WHAT YOU WILL DO:
Review the listing and copy each line that holds the word "JSON".

ENTRIES SUPPLIED:

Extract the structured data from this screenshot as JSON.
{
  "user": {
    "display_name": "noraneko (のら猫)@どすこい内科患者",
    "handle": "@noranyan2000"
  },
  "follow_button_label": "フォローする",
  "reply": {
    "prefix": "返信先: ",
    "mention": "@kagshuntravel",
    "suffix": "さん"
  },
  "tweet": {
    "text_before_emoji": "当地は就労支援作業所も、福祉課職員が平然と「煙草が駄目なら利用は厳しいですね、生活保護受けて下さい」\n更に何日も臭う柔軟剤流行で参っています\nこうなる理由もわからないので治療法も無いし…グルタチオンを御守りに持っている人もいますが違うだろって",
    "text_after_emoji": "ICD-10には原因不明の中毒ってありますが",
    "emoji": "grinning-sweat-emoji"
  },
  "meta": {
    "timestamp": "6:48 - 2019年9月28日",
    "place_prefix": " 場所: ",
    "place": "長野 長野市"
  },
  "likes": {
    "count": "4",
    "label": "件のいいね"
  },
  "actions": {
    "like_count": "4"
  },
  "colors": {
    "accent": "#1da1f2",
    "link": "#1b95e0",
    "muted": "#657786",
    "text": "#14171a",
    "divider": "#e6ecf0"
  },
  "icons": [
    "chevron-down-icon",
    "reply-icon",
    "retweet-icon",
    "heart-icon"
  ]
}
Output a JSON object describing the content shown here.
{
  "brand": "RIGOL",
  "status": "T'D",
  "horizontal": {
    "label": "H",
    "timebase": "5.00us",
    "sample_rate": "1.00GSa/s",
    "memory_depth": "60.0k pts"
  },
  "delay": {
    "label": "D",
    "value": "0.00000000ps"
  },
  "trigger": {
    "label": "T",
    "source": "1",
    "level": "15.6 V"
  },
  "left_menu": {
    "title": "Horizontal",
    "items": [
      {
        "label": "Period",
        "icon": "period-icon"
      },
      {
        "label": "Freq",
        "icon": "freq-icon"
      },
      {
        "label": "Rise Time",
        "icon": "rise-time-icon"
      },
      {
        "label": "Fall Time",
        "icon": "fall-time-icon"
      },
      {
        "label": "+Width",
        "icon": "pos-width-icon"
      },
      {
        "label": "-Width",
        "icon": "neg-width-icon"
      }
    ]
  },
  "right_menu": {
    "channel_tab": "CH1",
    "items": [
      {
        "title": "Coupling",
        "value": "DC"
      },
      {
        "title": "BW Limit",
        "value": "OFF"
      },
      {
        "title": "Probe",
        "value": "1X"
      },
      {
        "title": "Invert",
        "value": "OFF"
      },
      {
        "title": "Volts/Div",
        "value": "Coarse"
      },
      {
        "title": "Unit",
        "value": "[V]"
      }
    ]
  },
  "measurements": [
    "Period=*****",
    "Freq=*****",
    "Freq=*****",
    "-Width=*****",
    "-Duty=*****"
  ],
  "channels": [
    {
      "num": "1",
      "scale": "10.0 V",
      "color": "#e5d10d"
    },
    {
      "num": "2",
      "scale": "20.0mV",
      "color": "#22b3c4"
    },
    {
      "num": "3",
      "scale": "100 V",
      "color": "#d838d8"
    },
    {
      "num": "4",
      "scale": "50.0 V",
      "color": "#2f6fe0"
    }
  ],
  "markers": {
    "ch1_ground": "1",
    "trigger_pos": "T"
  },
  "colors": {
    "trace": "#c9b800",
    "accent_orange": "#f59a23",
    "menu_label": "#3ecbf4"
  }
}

RESPONSE:
Extract the structured data from this screenshot as JSON.
Output a JSON object describing the content shown here.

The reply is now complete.